▸ Records shown:
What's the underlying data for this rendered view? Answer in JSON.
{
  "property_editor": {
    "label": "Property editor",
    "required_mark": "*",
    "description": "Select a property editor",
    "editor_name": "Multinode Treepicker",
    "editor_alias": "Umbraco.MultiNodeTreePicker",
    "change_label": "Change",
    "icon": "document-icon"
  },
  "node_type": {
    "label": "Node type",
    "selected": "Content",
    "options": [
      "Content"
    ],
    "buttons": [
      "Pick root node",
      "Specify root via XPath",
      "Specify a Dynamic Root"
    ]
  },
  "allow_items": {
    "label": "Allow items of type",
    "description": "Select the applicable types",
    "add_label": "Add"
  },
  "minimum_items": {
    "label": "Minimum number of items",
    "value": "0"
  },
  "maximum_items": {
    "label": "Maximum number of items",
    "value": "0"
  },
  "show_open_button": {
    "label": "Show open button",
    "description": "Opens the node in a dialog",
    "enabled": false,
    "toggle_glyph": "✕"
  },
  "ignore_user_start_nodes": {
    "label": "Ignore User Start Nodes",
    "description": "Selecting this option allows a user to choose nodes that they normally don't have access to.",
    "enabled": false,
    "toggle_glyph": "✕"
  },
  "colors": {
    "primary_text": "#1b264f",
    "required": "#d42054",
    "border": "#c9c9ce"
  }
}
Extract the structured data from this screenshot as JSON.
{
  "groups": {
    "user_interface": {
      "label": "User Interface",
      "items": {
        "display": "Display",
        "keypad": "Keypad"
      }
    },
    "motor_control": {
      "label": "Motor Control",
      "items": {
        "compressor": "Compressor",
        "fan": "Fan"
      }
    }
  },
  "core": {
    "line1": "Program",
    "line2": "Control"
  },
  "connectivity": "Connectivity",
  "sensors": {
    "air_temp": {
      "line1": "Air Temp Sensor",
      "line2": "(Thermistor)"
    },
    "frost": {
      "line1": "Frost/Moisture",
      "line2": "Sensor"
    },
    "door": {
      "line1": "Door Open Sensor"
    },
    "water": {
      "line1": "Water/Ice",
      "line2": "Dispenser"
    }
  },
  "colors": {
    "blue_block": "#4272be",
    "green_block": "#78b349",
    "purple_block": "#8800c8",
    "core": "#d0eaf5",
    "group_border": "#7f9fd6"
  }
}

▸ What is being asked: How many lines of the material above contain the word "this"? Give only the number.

▸ Answer for the task: 3